● **Your task**:
Where a line below holds the string "username", copy that line.

[[ Dataset records open ]]

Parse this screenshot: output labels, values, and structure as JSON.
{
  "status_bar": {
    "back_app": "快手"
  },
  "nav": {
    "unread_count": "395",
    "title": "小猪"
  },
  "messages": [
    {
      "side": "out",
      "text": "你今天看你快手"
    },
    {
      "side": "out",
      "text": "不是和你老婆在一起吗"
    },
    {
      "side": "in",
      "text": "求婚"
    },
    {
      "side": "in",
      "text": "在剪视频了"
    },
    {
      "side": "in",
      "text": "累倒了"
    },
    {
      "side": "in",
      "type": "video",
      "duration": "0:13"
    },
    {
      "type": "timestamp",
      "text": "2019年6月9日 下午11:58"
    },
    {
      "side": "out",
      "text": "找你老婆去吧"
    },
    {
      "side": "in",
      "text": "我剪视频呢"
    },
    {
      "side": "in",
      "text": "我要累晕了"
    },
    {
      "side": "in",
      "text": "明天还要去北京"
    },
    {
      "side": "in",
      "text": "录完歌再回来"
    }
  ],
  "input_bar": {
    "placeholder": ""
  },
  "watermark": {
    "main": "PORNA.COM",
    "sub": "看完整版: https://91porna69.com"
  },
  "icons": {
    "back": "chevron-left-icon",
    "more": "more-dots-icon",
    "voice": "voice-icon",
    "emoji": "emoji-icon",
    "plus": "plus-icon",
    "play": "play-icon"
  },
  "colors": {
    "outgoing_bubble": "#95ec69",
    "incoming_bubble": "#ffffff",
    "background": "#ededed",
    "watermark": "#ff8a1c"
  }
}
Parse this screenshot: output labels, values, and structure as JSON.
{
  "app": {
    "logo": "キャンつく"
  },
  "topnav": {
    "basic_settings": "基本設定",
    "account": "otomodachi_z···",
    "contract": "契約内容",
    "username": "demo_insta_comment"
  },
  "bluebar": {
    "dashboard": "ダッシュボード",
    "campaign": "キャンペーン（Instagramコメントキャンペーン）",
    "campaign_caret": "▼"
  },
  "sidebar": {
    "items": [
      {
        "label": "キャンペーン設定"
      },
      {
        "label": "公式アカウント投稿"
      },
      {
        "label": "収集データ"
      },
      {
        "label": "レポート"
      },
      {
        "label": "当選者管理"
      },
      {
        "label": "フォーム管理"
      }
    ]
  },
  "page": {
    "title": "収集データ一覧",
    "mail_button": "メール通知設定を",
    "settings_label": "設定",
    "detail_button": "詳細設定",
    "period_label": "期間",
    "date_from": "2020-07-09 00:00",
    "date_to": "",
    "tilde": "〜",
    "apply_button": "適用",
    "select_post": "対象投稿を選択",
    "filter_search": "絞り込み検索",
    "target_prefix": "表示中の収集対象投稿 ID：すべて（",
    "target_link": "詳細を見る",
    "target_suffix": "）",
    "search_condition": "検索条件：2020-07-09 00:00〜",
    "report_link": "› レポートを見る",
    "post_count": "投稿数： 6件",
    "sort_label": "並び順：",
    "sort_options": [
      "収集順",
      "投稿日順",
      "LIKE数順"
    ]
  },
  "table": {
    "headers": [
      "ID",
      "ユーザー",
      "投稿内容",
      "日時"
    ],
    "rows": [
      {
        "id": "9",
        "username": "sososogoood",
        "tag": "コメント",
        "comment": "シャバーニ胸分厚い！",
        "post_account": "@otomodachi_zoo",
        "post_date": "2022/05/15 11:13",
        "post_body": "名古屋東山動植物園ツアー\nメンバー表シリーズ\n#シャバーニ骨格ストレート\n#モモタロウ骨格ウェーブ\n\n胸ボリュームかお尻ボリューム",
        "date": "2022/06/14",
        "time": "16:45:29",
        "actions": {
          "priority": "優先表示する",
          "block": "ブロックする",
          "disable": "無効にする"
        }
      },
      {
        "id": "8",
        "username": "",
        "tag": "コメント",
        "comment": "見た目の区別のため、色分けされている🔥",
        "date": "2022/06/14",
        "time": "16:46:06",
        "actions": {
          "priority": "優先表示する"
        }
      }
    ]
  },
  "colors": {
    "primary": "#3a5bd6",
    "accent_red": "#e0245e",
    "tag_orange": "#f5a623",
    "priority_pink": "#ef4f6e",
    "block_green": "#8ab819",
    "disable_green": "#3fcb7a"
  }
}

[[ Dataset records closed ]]

● **Answer below**:
    "username": "demo_insta_comment"
        "username": "sososogoood",
        "username": "",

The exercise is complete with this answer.